- Regular APR. A 0% APR offer is enticing, but that 0% rate eventually expires. The rate you end up paying will be calculated according to your creditworthiness.
Figure out how much time you need to pay off the balance
Sure, a 0% APR card frees you from paying interest – but only during the 0% APR period.
In light of that, it’s wise to figure out how long you’ve got to pay off the balance on your 0% APR card before the regular APR hits and interest starts piling up. Fortunately, the math is pretty simple. To get a rough idea of how much you’ll need to pay each month to wipe out your balance before the 0% period ends and the regular APR takes effect, divide the balance of your 0% card by the number of months for the intro period.
Let’s say the 0% APR period lasts 12 months and you buy a $2,400 refrigerator right after opening your account. You have 12 months to erase the $2,400 balance before the card issuer starts charging interest. During that period, each monthly payment would need to be at least $200 to escape the regular APR. Similarly, if you have 18 months to pay off a $5,000 balance transfer, you can do it with $280 per month. Remember that this formula works only if you make no other purchases or balance transfers during the same 12-month intro period.
Consider the cards’ other benefits
A 0% APR for purchases, balance transfers or both ranks right up there among the best benefits of a credit card. But you might not want to pick a card based solely on the 0% APR, particularly since that offer will vanish at some point. It’s best to also look at a card’s other benefits.
Here are some examples:
- With the Citi® Diamond Preferred® card, you gain special access to tickets for events like concerts and dining experiences through the Citi Entertainment® program.
- During the first year you have it, the Discover it® Cash Back card automatically matches all of the cash back you’ve earned.
- The U.S. Bank Visa® Platinum card gives you up to $600 worth of protection for your cellphone (subject to a $25 deductible) against covered damage or theft when you pay your monthly bill with this card.
- The Chase Freedom Unlimited card lets you earn 5% cash back on travel purchased through Chase Ultimate Rewards, 3% at restaurants and drugstores and 1.5% on all other purchases.
Figure out what to do when the 0% period ends
That 0% APR period will end in a matter of months, normally six to 18. If you know you can pay off the full balance before the 0% rate expires, you have less to worry about.
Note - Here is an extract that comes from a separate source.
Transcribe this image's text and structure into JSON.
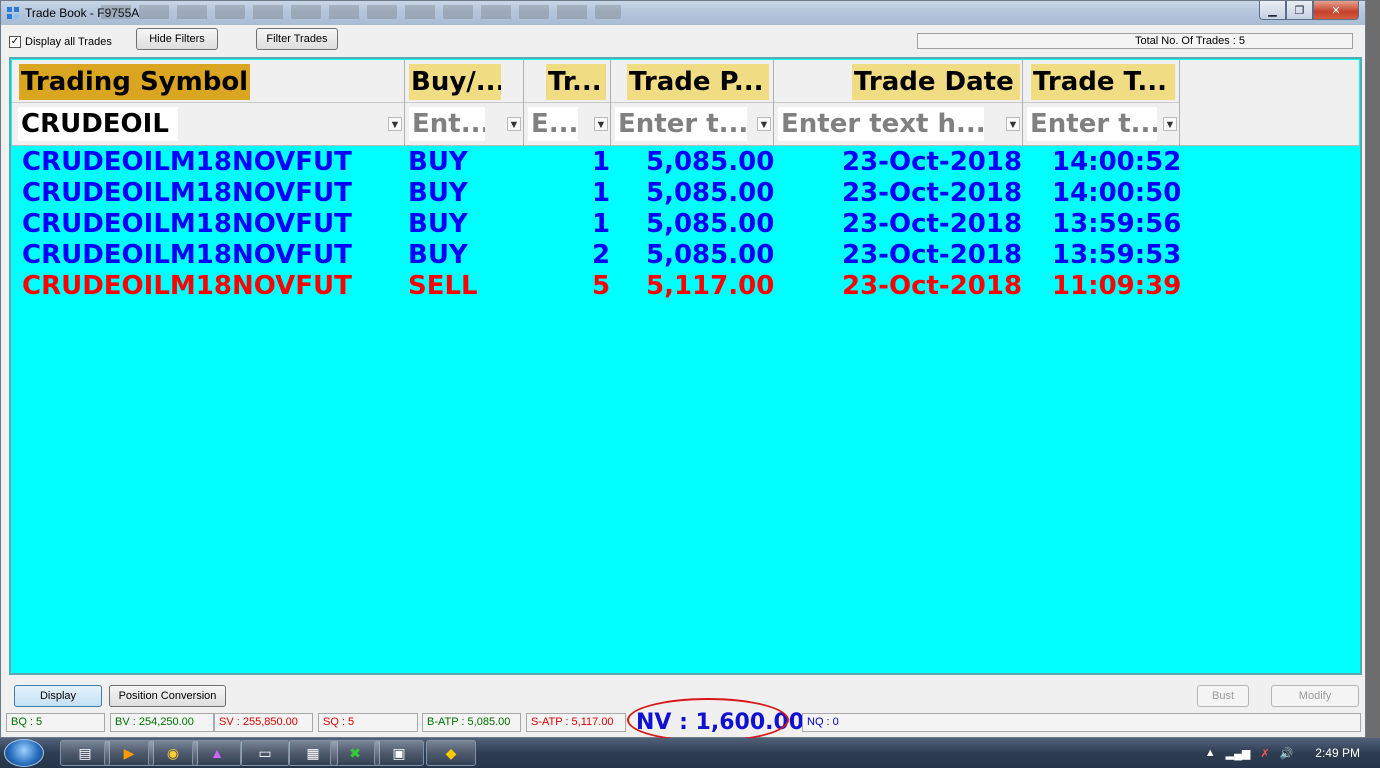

Here’s what you might do if a balance remains when the APR switches from 0% to regular:
- Pay off the balance as soon as possible. Once the 0% expires, you’ll pay the regular APR for as long as you carry a balance.
- Ask for a lower rate. If you’ve got a positive history with your account, the card issuer may be willing to grant your request for a reduced APR.
- Look into a balance transfer. You might be able to offload the balance from the card with the expired 0% rate to another card with a 0% intro rate.
- Consider a debt consolidation loan. A debt consolidation loan may enable you to tackle the leftover balance at an APR that’s lower than the regular APR for the credit card. Keep in mind, though, that if the payoff period for the loan lasts a while, you could wind up paying more interest overall than if you’d simply stuck with the credit card.
A credit card with a 0% introductory APR can be a valuable tool in your credit toolbox. Choose a card that suits your needs, whether that’s paying off a balance transfer or a major purchase interest-free. Read the terms and conditions carefully and have a plan in place to pay it off within the card’s introductory 0% APR period, so you avoid unnecessary fees and interest charges.